Nurturing the relationship:
The follow-up after the consultation
It is not uncommon to find veterinary practices that lose between 20 and 40% of their patients from one year to the next. This means a real “hemorrhaging” for any business and severely limits growth potential, putting even its very survival at risk.
What are the most common causes of patient (client) loss for a veterinary practice?
Figure 3 below ranks these causes according to the ability of the practice to influence them with their management systems:
Reasons outside the practice’s control
Patient deaths (between 8 and 12% annually)
Clients moving house (change of address) 1-2 % annually
Losing a pet, donating it to someone else or to a rescue center (2-3 % annually.)
Reasons within the practice’s control
Customer dissatisfaction, resulting in an intentional change to another veterinary practice (from 2 % to 5 %)
Lost clients due to poor communication by the practice (up to 20% annually)
These figures are approximate and are based both on the author´s personal experience as a veterinary practice consultant and on several published studies2. The practices that have been concerned enough to ring those clients that had stopped coming to their veterinary practice for more than a year have discovered, to their surprise, that a significant percentage of them were not aware that they “were no longer clients”.
Bearing this in mind, it is highly recommended that a sequencial protocol for vaccination reminders is routinely followed.

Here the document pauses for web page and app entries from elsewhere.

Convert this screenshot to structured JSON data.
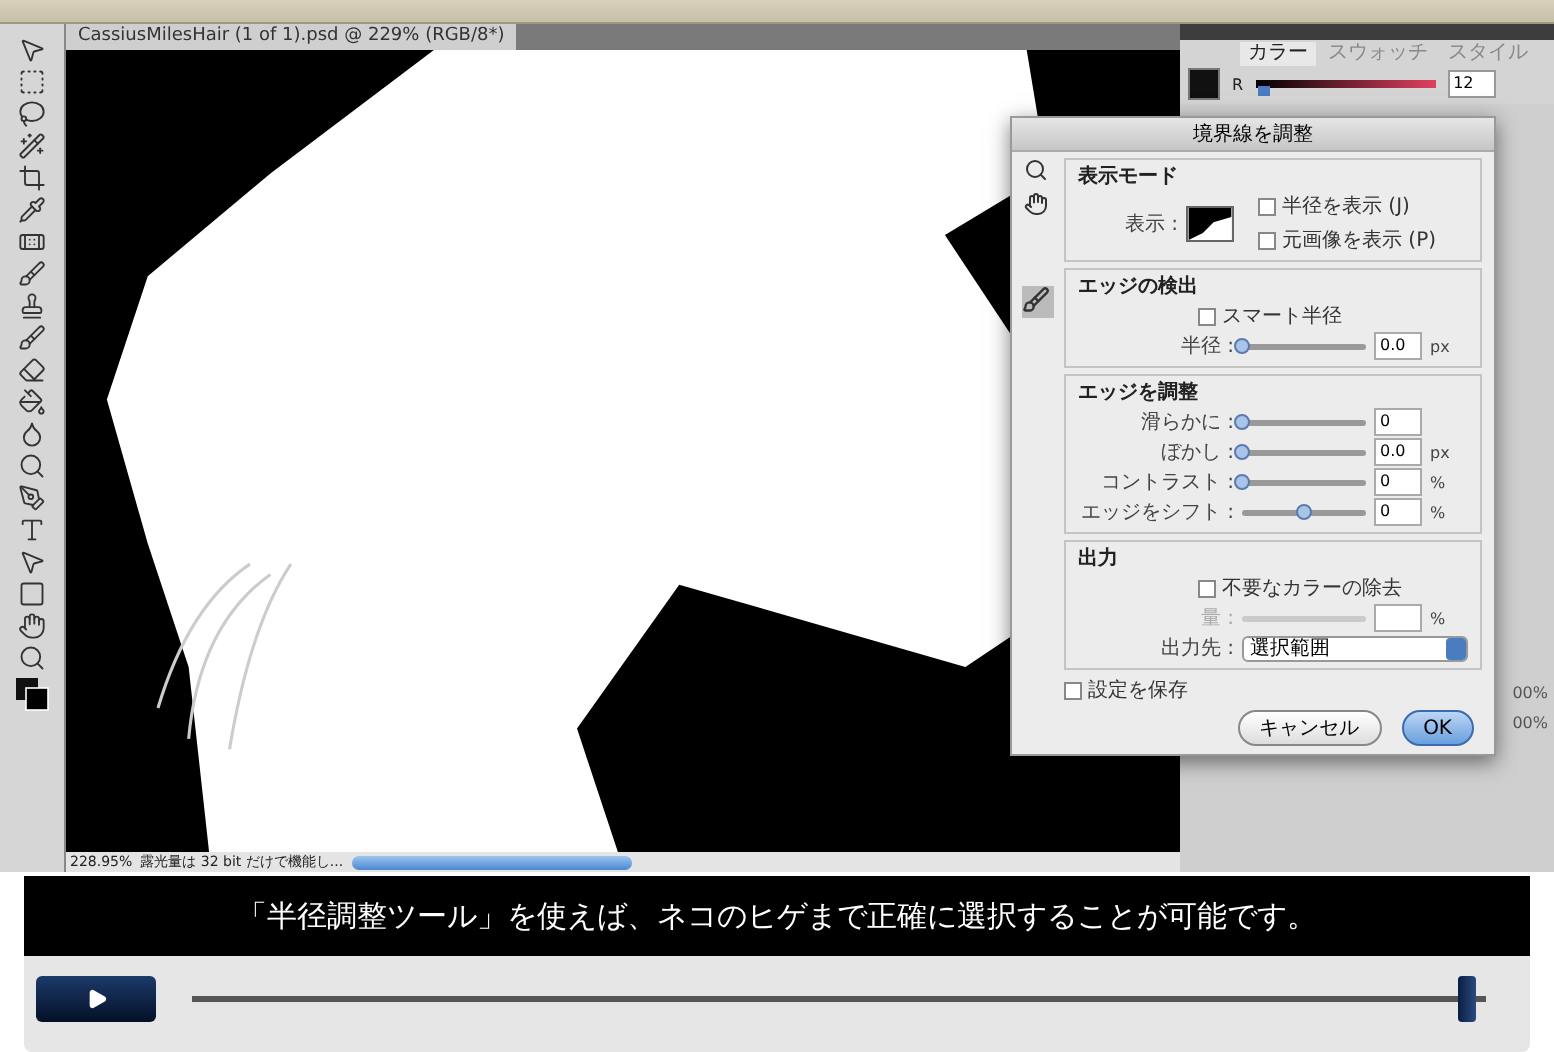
{
  "document": {
    "title": "CassiusMilesHair (1 of 1).psd @ 229% (RGB/8*)",
    "zoom": "228.95%",
    "status": "露光量は 32 bit だけで機能し..."
  },
  "color_panel": {
    "tabs": [
      {
        "label": "カラー",
        "selected": true
      },
      {
        "label": "スウォッチ",
        "selected": false
      },
      {
        "label": "スタイル",
        "selected": false
      }
    ],
    "channel": "R",
    "value": "12",
    "level": 0.05
  },
  "layers_panel": {
    "opacity": [
      "00%",
      "00%"
    ]
  },
  "dialog": {
    "title": "境界線を調整",
    "view_mode": {
      "heading": "表示モード",
      "view_label": "表示 :",
      "checkboxes": [
        {
          "label": "半径を表示 (J)",
          "checked": false
        },
        {
          "label": "元画像を表示 (P)",
          "checked": false
        }
      ]
    },
    "edge_detection": {
      "heading": "エッジの検出",
      "smart_radius": {
        "label": "スマート半径",
        "checked": false
      },
      "sliders": [
        {
          "label": "半径 :",
          "value": "0.0",
          "unit": "px",
          "level": 0,
          "disabled": false
        }
      ]
    },
    "adjust_edge": {
      "heading": "エッジを調整",
      "sliders": [
        {
          "label": "滑らかに :",
          "value": "0",
          "level": 0,
          "disabled": false
        },
        {
          "label": "ぼかし :",
          "value": "0.0",
          "unit": "px",
          "level": 0,
          "disabled": false
        },
        {
          "label": "コントラスト :",
          "value": "0",
          "unit": "%",
          "level": 0,
          "disabled": false
        },
        {
          "label": "エッジをシフト :",
          "value": "0",
          "unit": "%",
          "level": 0.5,
          "disabled": false
        }
      ]
    },
    "output": {
      "heading": "出力",
      "decontaminate": {
        "label": "不要なカラーの除去",
        "checked": false
      },
      "sliders": [
        {
          "label": "量 :",
          "unit": "%",
          "disabled": true
        }
      ],
      "output_to_label": "出力先 :",
      "output_to": "選択範囲"
    },
    "remember": {
      "label": "設定を保存",
      "checked": false
    },
    "buttons": [
      {
        "label": "キャンセル",
        "default": false
      },
      {
        "label": "OK",
        "default": true
      }
    ]
  },
  "caption": "「半径調整ツール」を使えば、ネコのヒゲまで正確に選択することが可能です。",
  "player": {
    "level": 0.985
  }
}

The following procedure is recommended:
1. First letter (or email or text message to a mobile) 11 months after the last vaccination.
2. Second communication (by letter, email or text message to a mobile) to those clients who received the first communication a month ago and who have neither turned up at the practice or asked for an appointment.
3. Telephone call. For those clients who have also not responded to the second communication. This call ought to follow a structured protocol and always begin by showing interest and concern for the health of the pet. The purpose of the call must be to gather information about the status of the pet and, whenever possible, generate an appointment for its return to the veterinary practice.
“Good morning (afternoon), Mr/Mrs. (client name), my name is (name of the caller) and I´m calling from the ABC Veterinary Hospital. Following a review of our patient records we have realised that (name of the pet) has not been to the practice for the last 12 months and so we are calling, firstly to confirm that (name of pet) is well and secondly –just in case you had forgotten– to remind you that the last vaccination (name of the pet) had has already expired and unless it has been given again over the past 12 months…”
A thoughtful touch, surgical follow-up calls
Various studies have been carried out on the marketing activities of veterinary practices3 and it has been discovered that one of the actions that had the most positive impact on clients was an unexpected call from the veterinary practice to find out how the pet was recovering after surgery.
The veterinary practice should establish a specific policy for these types of calls, clearly defining the following issues:
For which kinds of procedures (it is suggested that they are limited to surgery).
When (it is suggested they are made 48 hours after the surgery was done).
What is said (show interest in the recovery of the patient and anticipate any possible concerns the owner might have, take advantage of the call to remind the owner of the date of the follow-up visit).
These calls can (and should) be made by non-veterinary practice staff. They provide an excellent public relations exercise that most clients do not expect and also help to identify and proactively resolve any possible concerns or worries. In the event that any of these calls result in concerns of a medical nature that require discussion with a vet, the person in charge of making the calls will take the responsibility to gather together all the relevant information and call the client back. It is advisable to create a monitoring report where the person in charge of making the calls systematically records the calls made, the calls to be made, the comments received from clients and any action required.